The stores looked amazing, images below from Doug’s book about Esprit.
Remember how we were talking Esprit=Zeitgeist? The Esprit store in LA was where Sarah Jessica Parker’s character worked in LA Story.
By 1986, Esprit grew to be a 800 Million dollar business. However, sales started to decline.
Customers were maybe over big, blocky pastels and primary colored pieces, department stores were asking for lower prices, and Doug’s stores were visionary, but not in the right locations. All the attention had been paid to the front of the house, while the back end was in disarray, and couldn’t cover the deficit in sales.
In 1988, Doug and Susie divorced.
Then things got weird. Doug and Susie appointed an interim board to pick which of them got to lead Esprit. The board picked Doug. Susie left, and Doug kept being ahead of the tide as far as culture goes.
In 1989, Doug took out an ad in Utne Reader, asking for a decline in conspicuous consumption. People were shocked, and the LA times asked, “Did Esprit define the New Spirit?”
He totally had, but the new execs at Esprit weren’t really happy about it.
They wanted Susie, and her on trend pieces, and the sales to match, back.
The way the couple had split meant that Doug was supposed to buy out Susie’s shares. But he didn’t. Perhaps, maybe this anti-consumer move was supposed to lessen the value of Esprit, and Susie’s buyout? Was he being sneaky and trying to ruin the company? So Susie rallied people to take over Esprit. Other companies tried to buy it. It got tense.
Susie came out on top with Esprit.
Doug took his buyout and ended up being a big environmentalist. He owns a huge environmental foundation in Chile, which he runs with his wife since 1993, Kris, the former CEO of Patagonia.
Susie, meanwhile, was at work in 1992: making new lines (Susie Tompkins signature collection bombed…can’t find any pictures)
and new ad campaigns that attracted attention…but not sales.
Maybe you remember this one?
Esprit tried to figure out what to fix. They eliminated all the hippie + forward-thinking perks, and the progressive ads, but the company still ended up being bandied about to several buyers and CEOs.
Susie is now mostly known for being a Democratic fundraiser, and maybe Hilary Clinton’s best friend. She’s currently not funding Obama as of 2012, because she’s disappointed in his environmental leadership.
Esprit is now based in Hong Kong. It’s earnings were down 98% in 2011.
“The brand has gradually lost its soul over the past few years. The heritage of the brand has been neglected and the company lost its customer focus,” Group CEO Ronald Van Der Vis said in a statement [in 2011].
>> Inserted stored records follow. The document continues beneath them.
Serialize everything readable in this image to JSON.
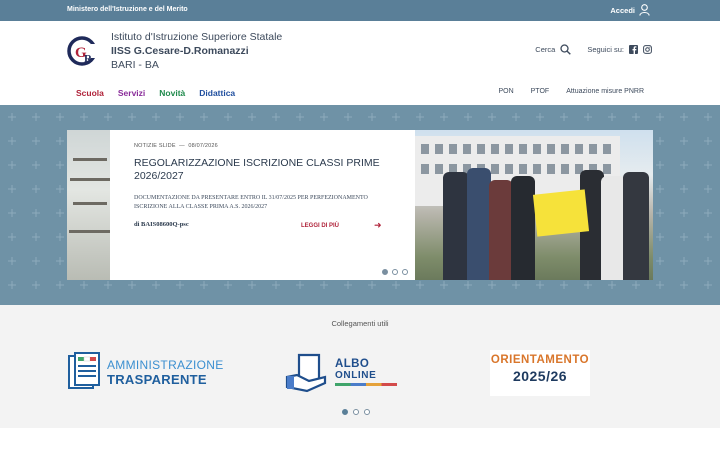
{
  "topbar": {
    "ministry": "Ministero dell'Istruzione e del Merito",
    "login": "Accedi"
  },
  "header": {
    "line1": "Istituto d'Istruzione Superiore Statale",
    "line2": "IISS G.Cesare-D.Romanazzi",
    "line3": "BARI - BA",
    "search_label": "Cerca",
    "follow_label": "Seguici su:"
  },
  "mainnav": [
    {
      "label": "Scuola",
      "color": "#b0233a"
    },
    {
      "label": "Servizi",
      "color": "#8a2d9a"
    },
    {
      "label": "Novità",
      "color": "#1f8a4c"
    },
    {
      "label": "Didattica",
      "color": "#1f4e9e"
    }
  ],
  "subnav": [
    "PON",
    "PTOF",
    "Attuazione misure PNRR"
  ],
  "slide": {
    "category": "NOTIZIE SLIDE",
    "date": "08/07/2026",
    "title": "REGOLARIZZAZIONE ISCRIZIONE CLASSI PRIME 2026/2027",
    "description": "DOCUMENTAZIONE DA PRESENTARE ENTRO IL 31/07/2025 PER PERFEZIONAMENTO ISCRIZIONE ALLA CLASSE PRIMA A.S. 2026/2027",
    "author": "di BAIS08600Q-psc",
    "read_more": "LEGGI DI PIÙ"
  },
  "links": {
    "title": "Collegamenti utili",
    "amm_line1": "AMMINISTRAZIONE",
    "amm_line2": "TRASPARENTE",
    "albo_line1": "ALBO",
    "albo_line2": "ONLINE",
    "orient_line1": "ORIENTAMENTO",
    "orient_line2": "2025/26"
  },
  "colors": {
    "topbar": "#5a7f98",
    "hero": "#6f92a6",
    "accent": "#b0233a"
  }
}
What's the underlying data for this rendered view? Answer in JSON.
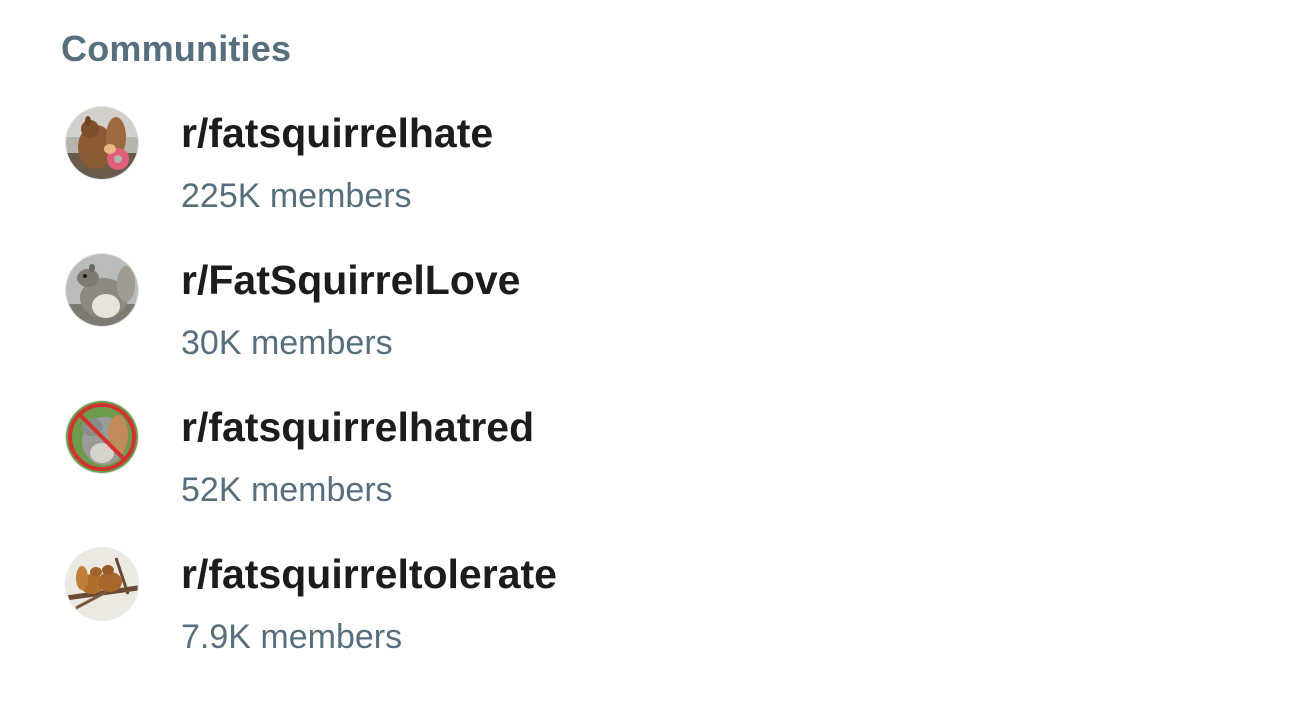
{
  "section": {
    "title": "Communities"
  },
  "communities": [
    {
      "name": "r/fatsquirrelhate",
      "members": "225K members",
      "avatar_icon": "squirrel-eating-donut-avatar"
    },
    {
      "name": "r/FatSquirrelLove",
      "members": "30K members",
      "avatar_icon": "fat-gray-squirrel-avatar"
    },
    {
      "name": "r/fatsquirrelhatred",
      "members": "52K members",
      "avatar_icon": "squirrel-prohibited-avatar"
    },
    {
      "name": "r/fatsquirreltolerate",
      "members": "7.9K members",
      "avatar_icon": "squirrels-on-branch-avatar"
    }
  ],
  "colors": {
    "heading": "#576f7d",
    "name": "#1c1c1c",
    "members": "#576f7d"
  }
}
They planned on dealing with that by spending $6.8 billion Hong Kong ($872.9 million) over four years to reshape its brand. The company will create a trend unit based in Paris and a design center in China so that hot fashion trends can be brought to market faster.
Oy. They posted their first annual loss since the IPO in 1993, in 2012.
A variety of missteps, lawsuits, changing tastes, and maybe just bad taste led to the current state of Esprit. Or, if Esprit is a metaphor about American culture and ethics, and maybe the decline of the company from idealistic brand to being destroyed by it’s own greed and then sold to Hong Kong where it now focuses on fast fashion products for nations other than the US is indicative of the decline of American culture and civilization as a whole?
Nah. It’s just about clothes, right?
Here’s a huge, awesome, exhausting article about Esprit from 1997, which goes more in depth on the legal battle.